I’m going to be a little deep with you today. I hope that’s ok. After all, I’m a Victorian and the gloomy pallor of coronavirus descending on us has driven quite a few of us toward some deep contemplation recently.
For me, I’ve also been driven toward some reading with more home time and less ferrying of teenagers to sports and social events – a silver lining perhaps. I’ve lately been meandering through “Sand Talk – How Indigenous Thinking Can Save The World” by Tyson Yunkaporta.
The title was what got me. I like being challenged to think differently or to view my world from a different angle.
There’s a passage in there that I’d like to share with you:
“Our knowledge endures because everybody carries a part of it, no matter how fragmentary. If you want to see the pattern of the creation you talk to everybody and you listen carefully. Authentic knowledge processes are easy to verify if you are familiar with the pattern – each part reflects the design of the whole system. If the pattern is present, the knowledge is true, whether the speaker is wearing a grass skirt or a business suit or a school uniform.”
It got me wondering a handful of deep and meaningful questions that might be worth leaders and educators just occasionally contemplating. Questions like:
- Do your students feel like a critical a part of your school system?
- Or do they feel like the system of your school merely does things to them as the helpless individuals forced into to it?
- And what about your staff?
- And then what about your parents?
Finally, I wondered what the pattern is of your school.
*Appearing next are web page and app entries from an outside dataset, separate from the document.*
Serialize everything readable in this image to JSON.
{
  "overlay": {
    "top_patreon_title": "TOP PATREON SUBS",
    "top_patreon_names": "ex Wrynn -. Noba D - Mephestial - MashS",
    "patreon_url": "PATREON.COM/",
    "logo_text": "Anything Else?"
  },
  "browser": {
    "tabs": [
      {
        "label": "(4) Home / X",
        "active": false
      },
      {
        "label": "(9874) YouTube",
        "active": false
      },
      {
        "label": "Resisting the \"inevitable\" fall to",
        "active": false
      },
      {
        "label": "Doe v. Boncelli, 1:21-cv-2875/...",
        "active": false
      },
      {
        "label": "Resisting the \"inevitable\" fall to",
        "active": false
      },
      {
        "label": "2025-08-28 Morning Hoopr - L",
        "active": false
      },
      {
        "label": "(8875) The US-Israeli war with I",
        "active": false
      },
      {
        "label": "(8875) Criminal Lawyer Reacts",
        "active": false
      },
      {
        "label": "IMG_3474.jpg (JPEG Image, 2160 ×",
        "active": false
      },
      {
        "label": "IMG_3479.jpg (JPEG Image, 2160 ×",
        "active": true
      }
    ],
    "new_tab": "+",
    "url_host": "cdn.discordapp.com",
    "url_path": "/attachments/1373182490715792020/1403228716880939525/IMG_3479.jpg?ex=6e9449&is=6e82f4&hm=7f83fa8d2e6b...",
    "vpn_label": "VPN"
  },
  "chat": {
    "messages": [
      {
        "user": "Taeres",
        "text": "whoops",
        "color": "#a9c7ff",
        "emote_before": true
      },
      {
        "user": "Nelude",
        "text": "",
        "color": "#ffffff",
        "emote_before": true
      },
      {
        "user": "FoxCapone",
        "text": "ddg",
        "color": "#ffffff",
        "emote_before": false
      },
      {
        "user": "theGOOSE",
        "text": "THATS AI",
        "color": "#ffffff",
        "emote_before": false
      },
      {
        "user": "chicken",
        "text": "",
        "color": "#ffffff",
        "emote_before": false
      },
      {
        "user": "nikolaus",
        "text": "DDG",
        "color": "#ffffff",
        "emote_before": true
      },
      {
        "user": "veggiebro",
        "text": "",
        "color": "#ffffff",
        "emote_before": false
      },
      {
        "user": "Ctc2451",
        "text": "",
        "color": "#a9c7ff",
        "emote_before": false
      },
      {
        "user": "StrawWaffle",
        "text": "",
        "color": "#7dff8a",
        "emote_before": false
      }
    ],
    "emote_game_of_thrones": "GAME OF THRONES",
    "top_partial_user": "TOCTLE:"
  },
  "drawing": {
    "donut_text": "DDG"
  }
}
How is the experience of going to your school imprinted upon your students as an identifiable, verifable feature?
It’s good to go deep occasionally. It stops one thinking about viruses for a bit anyway.